Texans will vote on increasing property tax relief in the Nov. 7 constitutional amendment election. Proposition 4, stemming from H.J.R 2 from the 2nd special session this year, would: Raise the general school district homestead exemption to $100,000 Allow legislature to set a cap on annual appraised-value increase for non-homestead real property Ensure appropriations for property tax relief does not count towards the constitutional spending limit Allow legislature to set four-year terms for members of an appraisal entity’s governing body in counties with 75,000+ residents view article arw

Midland Independent School District residents are questioning the size and scope of a $1.4 billion bond proposition that school officials placed on the November ballot—by far the largest single bond ever proposed by the district. With interest, the bond would cost local property taxpayers $2.9 billion—more than double the dollar amount shown on the ballot. Midland ISD officials want taxpayers to fund two new high schools to replace existing schools; a new elementary school; and improvements to multiple facilities. The bond also includes security upgrades. All the projects are packed into a single all-or-nothing ballot proposition. Former Midland mayor Mike Canon is one of the residents asking questions—not only about the “absolutely staggering amount” of the bond and whether some projects are “wants” versus “needs,” but also what impact the spending will have on students’ educational performance. view article arw

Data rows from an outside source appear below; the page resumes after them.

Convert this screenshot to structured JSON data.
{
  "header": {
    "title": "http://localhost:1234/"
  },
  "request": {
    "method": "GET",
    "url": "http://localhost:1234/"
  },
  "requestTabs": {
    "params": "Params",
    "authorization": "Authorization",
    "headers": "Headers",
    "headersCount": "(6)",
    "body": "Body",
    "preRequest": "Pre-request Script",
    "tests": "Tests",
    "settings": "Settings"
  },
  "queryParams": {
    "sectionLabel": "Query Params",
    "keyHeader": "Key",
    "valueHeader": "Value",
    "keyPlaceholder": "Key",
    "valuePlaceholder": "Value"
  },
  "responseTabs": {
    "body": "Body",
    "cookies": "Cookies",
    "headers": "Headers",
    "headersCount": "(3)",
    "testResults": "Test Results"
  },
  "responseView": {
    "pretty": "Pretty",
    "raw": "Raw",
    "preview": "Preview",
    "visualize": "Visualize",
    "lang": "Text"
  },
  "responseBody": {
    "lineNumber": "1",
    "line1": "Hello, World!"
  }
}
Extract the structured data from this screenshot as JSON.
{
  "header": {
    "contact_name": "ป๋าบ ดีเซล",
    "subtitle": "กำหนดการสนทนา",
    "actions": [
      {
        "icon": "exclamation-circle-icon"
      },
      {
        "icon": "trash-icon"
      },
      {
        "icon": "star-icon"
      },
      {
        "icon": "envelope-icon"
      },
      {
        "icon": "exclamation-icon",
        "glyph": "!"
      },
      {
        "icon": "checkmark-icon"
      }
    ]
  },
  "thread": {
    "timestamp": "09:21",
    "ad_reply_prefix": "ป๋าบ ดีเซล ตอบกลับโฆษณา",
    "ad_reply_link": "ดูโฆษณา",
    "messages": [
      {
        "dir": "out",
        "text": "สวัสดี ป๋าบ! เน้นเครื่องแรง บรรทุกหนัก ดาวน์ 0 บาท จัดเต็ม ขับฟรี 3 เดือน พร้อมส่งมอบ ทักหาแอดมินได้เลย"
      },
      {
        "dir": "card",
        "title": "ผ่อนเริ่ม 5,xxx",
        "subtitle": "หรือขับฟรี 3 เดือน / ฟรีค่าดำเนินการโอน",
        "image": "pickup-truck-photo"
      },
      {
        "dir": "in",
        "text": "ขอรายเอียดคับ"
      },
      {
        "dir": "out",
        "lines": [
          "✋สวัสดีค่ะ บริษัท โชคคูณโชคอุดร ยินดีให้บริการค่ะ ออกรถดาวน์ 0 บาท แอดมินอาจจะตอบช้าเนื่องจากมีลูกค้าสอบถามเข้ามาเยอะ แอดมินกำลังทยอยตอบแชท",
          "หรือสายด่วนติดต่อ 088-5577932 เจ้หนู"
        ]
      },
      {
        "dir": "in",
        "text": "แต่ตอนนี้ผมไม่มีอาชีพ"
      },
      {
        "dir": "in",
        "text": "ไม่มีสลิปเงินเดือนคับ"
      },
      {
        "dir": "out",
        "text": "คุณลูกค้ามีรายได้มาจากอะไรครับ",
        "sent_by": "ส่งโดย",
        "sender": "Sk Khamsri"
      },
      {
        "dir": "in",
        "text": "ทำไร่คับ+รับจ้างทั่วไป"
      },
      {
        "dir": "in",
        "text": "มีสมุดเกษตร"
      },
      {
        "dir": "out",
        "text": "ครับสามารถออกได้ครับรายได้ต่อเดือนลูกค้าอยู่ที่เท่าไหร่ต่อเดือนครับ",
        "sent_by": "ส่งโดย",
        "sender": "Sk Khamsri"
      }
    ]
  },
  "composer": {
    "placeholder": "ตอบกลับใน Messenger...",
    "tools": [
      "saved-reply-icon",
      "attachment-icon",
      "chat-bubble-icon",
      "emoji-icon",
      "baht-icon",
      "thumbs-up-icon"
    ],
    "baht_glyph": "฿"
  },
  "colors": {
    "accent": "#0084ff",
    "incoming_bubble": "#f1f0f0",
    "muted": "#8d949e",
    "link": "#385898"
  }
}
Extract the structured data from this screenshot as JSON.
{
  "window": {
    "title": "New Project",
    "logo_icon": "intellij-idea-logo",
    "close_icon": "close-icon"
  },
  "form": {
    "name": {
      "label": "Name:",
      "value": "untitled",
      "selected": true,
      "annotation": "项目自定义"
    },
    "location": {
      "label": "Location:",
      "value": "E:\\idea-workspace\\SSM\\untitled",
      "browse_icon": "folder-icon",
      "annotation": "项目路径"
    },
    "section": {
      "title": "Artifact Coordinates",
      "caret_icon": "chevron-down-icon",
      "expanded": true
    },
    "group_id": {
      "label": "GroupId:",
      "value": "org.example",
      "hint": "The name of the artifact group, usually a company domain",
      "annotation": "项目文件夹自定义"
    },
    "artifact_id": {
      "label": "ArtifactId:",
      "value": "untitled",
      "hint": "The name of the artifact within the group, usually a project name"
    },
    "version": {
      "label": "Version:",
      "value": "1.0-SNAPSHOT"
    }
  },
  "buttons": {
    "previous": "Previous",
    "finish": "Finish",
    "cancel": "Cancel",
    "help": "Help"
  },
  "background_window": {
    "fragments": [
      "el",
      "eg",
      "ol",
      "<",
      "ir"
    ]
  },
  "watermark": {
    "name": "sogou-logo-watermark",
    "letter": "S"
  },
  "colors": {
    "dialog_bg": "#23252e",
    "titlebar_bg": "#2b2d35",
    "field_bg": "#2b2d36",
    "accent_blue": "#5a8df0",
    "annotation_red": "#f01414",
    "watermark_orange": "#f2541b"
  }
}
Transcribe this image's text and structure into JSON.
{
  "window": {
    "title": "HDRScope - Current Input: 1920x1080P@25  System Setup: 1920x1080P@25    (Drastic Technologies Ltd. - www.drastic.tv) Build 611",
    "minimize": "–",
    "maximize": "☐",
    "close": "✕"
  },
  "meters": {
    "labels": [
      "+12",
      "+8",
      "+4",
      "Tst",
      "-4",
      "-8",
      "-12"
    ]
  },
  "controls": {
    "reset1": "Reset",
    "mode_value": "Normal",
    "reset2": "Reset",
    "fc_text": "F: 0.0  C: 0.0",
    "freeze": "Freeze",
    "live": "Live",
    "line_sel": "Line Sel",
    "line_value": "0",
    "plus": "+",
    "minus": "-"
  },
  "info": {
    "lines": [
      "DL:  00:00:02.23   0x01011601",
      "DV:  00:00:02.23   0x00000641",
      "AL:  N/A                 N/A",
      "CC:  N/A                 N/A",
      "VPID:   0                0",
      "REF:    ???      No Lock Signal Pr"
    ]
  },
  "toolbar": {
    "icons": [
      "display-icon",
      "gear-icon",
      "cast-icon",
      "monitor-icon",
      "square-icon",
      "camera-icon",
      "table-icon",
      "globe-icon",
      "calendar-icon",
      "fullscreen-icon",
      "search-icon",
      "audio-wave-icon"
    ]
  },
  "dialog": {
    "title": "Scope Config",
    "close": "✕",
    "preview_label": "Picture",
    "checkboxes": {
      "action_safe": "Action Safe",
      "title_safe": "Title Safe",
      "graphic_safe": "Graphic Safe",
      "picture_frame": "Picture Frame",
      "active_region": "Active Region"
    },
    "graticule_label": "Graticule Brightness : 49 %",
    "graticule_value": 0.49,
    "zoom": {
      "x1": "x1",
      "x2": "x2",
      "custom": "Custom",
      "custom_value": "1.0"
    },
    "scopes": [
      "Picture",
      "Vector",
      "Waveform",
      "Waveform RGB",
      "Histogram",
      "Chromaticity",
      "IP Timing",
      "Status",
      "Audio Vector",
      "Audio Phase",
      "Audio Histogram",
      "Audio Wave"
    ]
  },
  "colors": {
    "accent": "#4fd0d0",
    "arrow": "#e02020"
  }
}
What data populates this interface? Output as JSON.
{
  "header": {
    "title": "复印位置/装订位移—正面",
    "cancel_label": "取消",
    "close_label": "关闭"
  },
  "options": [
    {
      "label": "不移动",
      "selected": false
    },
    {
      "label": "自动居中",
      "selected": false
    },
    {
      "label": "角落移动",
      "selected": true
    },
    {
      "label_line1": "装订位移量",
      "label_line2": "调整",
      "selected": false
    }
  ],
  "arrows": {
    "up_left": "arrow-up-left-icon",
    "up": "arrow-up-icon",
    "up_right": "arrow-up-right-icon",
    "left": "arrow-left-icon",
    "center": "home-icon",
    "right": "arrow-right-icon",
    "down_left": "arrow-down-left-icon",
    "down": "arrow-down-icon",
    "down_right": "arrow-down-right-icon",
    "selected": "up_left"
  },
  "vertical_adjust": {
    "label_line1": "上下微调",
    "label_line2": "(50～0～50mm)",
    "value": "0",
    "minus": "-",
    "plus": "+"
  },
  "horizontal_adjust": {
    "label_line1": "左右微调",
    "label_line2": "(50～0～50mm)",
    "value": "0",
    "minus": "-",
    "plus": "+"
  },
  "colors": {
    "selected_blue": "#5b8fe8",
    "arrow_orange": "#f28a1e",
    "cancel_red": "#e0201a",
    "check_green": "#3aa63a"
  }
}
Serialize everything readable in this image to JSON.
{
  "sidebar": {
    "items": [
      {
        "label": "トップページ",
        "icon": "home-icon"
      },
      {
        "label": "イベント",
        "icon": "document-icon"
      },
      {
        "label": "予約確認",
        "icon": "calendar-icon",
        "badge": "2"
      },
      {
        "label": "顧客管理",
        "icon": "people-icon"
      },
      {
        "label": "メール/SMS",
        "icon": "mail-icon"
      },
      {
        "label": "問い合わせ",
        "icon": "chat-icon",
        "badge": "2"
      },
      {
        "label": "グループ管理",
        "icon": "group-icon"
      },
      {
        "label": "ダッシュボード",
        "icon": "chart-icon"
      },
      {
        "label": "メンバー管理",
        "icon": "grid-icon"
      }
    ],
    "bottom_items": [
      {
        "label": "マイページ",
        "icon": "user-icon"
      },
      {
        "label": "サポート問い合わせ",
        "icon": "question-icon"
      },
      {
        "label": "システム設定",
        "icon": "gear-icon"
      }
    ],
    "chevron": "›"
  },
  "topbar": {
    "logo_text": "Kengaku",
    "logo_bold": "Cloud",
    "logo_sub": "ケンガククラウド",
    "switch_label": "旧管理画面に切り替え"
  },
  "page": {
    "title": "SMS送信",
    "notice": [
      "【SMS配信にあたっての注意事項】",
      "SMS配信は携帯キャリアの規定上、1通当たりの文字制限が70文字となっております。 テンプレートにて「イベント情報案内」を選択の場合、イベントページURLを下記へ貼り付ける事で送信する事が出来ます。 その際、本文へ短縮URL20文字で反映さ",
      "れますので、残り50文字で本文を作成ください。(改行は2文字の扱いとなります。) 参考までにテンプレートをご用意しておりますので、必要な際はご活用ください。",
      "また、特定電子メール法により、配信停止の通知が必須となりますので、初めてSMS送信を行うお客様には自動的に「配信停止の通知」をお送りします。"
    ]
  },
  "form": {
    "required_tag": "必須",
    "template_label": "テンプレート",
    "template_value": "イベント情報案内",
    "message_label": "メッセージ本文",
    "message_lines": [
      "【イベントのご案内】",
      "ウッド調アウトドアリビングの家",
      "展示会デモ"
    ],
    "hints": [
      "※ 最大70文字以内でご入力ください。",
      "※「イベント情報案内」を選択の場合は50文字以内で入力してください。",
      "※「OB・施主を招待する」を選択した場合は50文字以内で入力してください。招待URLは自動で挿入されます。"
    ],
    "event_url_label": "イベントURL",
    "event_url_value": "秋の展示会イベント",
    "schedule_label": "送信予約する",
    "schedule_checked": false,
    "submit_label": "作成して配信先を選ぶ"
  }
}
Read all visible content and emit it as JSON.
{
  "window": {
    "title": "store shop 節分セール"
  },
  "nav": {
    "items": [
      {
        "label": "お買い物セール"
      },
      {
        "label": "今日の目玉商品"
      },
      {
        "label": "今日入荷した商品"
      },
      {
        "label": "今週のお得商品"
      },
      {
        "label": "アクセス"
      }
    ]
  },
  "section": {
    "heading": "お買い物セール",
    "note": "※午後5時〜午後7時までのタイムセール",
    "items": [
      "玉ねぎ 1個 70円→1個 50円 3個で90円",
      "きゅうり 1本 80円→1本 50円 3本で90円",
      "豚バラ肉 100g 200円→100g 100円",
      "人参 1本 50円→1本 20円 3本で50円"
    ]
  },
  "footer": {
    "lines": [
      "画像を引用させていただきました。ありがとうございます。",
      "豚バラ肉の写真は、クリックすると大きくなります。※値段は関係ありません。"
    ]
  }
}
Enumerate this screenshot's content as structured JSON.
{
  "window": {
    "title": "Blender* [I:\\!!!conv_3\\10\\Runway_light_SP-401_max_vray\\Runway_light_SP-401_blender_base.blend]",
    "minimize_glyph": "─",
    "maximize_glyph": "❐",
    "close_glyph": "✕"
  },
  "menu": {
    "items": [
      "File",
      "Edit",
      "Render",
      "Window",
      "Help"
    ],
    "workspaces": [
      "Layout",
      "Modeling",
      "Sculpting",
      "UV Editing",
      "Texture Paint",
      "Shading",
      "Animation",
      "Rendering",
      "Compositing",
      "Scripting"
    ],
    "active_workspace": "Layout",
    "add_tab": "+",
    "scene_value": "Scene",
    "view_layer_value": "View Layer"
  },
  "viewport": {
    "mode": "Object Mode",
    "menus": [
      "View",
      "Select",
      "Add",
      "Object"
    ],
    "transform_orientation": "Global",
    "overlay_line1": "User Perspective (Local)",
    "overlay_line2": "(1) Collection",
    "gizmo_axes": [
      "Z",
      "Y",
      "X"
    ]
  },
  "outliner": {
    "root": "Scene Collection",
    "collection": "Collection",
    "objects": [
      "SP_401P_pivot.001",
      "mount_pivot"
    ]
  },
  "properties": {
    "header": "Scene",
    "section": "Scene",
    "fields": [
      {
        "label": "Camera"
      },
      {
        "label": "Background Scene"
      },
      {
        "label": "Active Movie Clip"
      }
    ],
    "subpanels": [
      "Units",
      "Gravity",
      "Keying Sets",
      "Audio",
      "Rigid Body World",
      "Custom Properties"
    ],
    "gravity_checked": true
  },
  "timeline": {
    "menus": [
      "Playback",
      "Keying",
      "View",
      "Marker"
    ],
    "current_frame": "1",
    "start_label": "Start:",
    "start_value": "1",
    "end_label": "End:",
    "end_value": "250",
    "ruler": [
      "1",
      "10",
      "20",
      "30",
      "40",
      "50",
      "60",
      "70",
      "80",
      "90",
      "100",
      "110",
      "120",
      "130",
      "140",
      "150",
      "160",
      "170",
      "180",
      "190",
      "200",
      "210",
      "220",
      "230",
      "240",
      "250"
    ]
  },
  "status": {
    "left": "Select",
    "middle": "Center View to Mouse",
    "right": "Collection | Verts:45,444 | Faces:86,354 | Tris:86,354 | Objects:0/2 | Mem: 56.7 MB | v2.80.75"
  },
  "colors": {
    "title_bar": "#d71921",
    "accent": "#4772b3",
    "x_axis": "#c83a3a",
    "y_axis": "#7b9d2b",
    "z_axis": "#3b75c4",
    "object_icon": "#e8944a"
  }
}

Voters in Lake Travis Independent School District will consider an athletic bond package that looks to add and improve athletic facilities around the district. Voters approved adding new schools during the 2022 bond, but they rejected the part of the bond that would fund new athletic facilities, which was proposition C for around $94 million. view article arw

On Tuesday, voters in Prosper will be asked to approve a massive $2.8 billion bond measure, including a massive new football stadium and performing arts center. The town in Collin and Denton counties is one of the fastest-growing areas in North Texas. The school district has gone from fewer than 1,000 students enrolled in 2002 to more than 28,000 students in 2023. view article arw